There are some situations, perhaps, where this may be justified. Background This section should be the shortest part of the abstract and should very briefly outline the following information: For the referees, and the few readers who wish to read beyond the abstract, the abstract sets the tone for the rest of the paper.
These are listed in Table 1. This article has been cited by other articles in PMC. Readers have only to flip through the pages of a randomly selected journal to realize how common such carelessness is.
Only a reader with a very specific interest in the subject of the paper, and a need to understand it thoroughly, will read the entire paper.A scientific paper is a written and published report describing original research results Writing a Research Paper No single best way Varies from paper to paper Wait till data analyzed Background reading not too extensive make notes; make notes of notes write down sentences or parts of them not during “writing time” Whom Writing For?
Arial Albertus Extra Bold MyMaster II THE PUBLICATION PROCESS Slide 2 Conduct literature review Slide 4 Slide 5 Slide 6 Slide 7 Slide 8 Slide 9 Slide 10 Conduct literature review Start the paper Slide 13 Start the paper Conduct study/analyze data Organize/summarize results succinctly Get early, frequent feedback Get early.
After writing the paper comes the time of reading your paper a few times in order to get everything mi-centre.com this section you will learn how to remove a lot of mistakes you might have been writing.
In the end, you will have to build your own checklist corresponding to your own problems you want to avoid. A scientific paper should: •Present the facts in an unbiased manner •Be clear: concise and complete •Use facts to make statements •Be complete enough that other scientists can Microsoft PowerPoint - Senior Seminar - Lecture 3 - Scientific mi-centre.com Author: n How to write a scientific paper.
By Prof. Dr. Khadiga Gaafar Zoology Dept., Faculty of Science, Cairo University A scientific experiment is not complete until the results have been published and understood.

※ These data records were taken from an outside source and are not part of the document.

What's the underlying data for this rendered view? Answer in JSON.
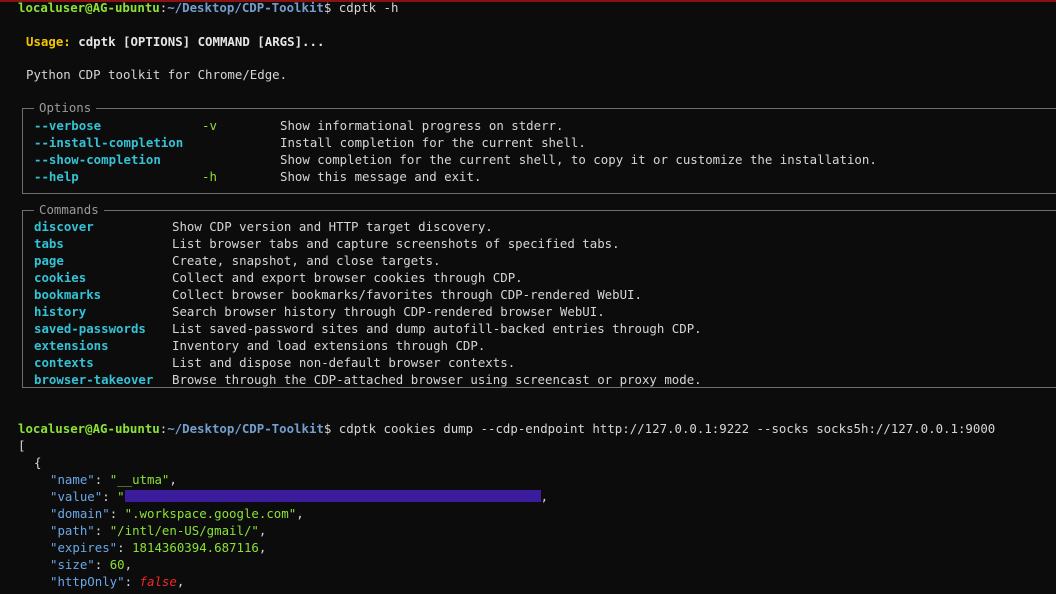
{
  "prompt1": {
    "user_host": "localuser@AG-ubuntu",
    "path": "~/Desktop/CDP-Toolkit",
    "command": "cdptk -h"
  },
  "usage": {
    "label": "Usage:",
    "text": "cdptk [OPTIONS] COMMAND [ARGS]..."
  },
  "description": "Python CDP toolkit for Chrome/Edge.",
  "options_title": "Options",
  "options": [
    {
      "flag": "--verbose",
      "short": "-v",
      "desc": "Show informational progress on stderr."
    },
    {
      "flag": "--install-completion",
      "short": "",
      "desc": "Install completion for the current shell."
    },
    {
      "flag": "--show-completion",
      "short": "",
      "desc": "Show completion for the current shell, to copy it or customize the installation."
    },
    {
      "flag": "--help",
      "short": "-h",
      "desc": "Show this message and exit."
    }
  ],
  "commands_title": "Commands",
  "commands": [
    {
      "name": "discover",
      "desc": "Show CDP version and HTTP target discovery."
    },
    {
      "name": "tabs",
      "desc": "List browser tabs and capture screenshots of specified tabs."
    },
    {
      "name": "page",
      "desc": "Create, snapshot, and close targets."
    },
    {
      "name": "cookies",
      "desc": "Collect and export browser cookies through CDP."
    },
    {
      "name": "bookmarks",
      "desc": "Collect browser bookmarks/favorites through CDP-rendered WebUI."
    },
    {
      "name": "history",
      "desc": "Search browser history through CDP-rendered browser WebUI."
    },
    {
      "name": "saved-passwords",
      "desc": "List saved-password sites and dump autofill-backed entries through CDP."
    },
    {
      "name": "extensions",
      "desc": "Inventory and load extensions through CDP."
    },
    {
      "name": "contexts",
      "desc": "List and dispose non-default browser contexts."
    },
    {
      "name": "browser-takeover",
      "desc": "Browse through the CDP-attached browser using screencast or proxy mode."
    }
  ],
  "prompt2": {
    "user_host": "localuser@AG-ubuntu",
    "path": "~/Desktop/CDP-Toolkit",
    "command": "cdptk cookies dump --cdp-endpoint http://127.0.0.1:9222 --socks socks5h://127.0.0.1:9000"
  },
  "json_output": {
    "open_bracket": "[",
    "open_brace": "{",
    "fields": [
      {
        "key": "\"name\"",
        "value": "\"__utma\"",
        "kind": "str"
      },
      {
        "key": "\"value\"",
        "value": "\"",
        "kind": "redacted"
      },
      {
        "key": "\"domain\"",
        "value": "\".workspace.google.com\"",
        "kind": "str"
      },
      {
        "key": "\"path\"",
        "value": "\"/intl/en-US/gmail/\"",
        "kind": "str"
      },
      {
        "key": "\"expires\"",
        "value": "1814360394.687116",
        "kind": "num"
      },
      {
        "key": "\"size\"",
        "value": "60",
        "kind": "num"
      },
      {
        "key": "\"httpOnly\"",
        "value": "false",
        "kind": "bool"
      }
    ]
  },
  "colors": {
    "background": "#0c0c0c",
    "prompt_user": "#8ae234",
    "prompt_path": "#729fcf",
    "usage_label": "#f5c400",
    "option_flag": "#34c2d6",
    "json_key": "#6aa7e8",
    "json_string": "#8ae234",
    "json_bool": "#ef2929",
    "redaction": "#3b1c9a"
  }
}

A scientific paper is a. Sep 08, · Expert Reviewed. How to Write a Scientific Paper. Five Parts: Formatting the Paper Writing the Sections Making the Figures and Tables Citing Your Sources Properly Sample Paper Community Q&A Even if you are not planning to publish a scientific paper, you may be asked to write in this format for a college course or 72%(56).Download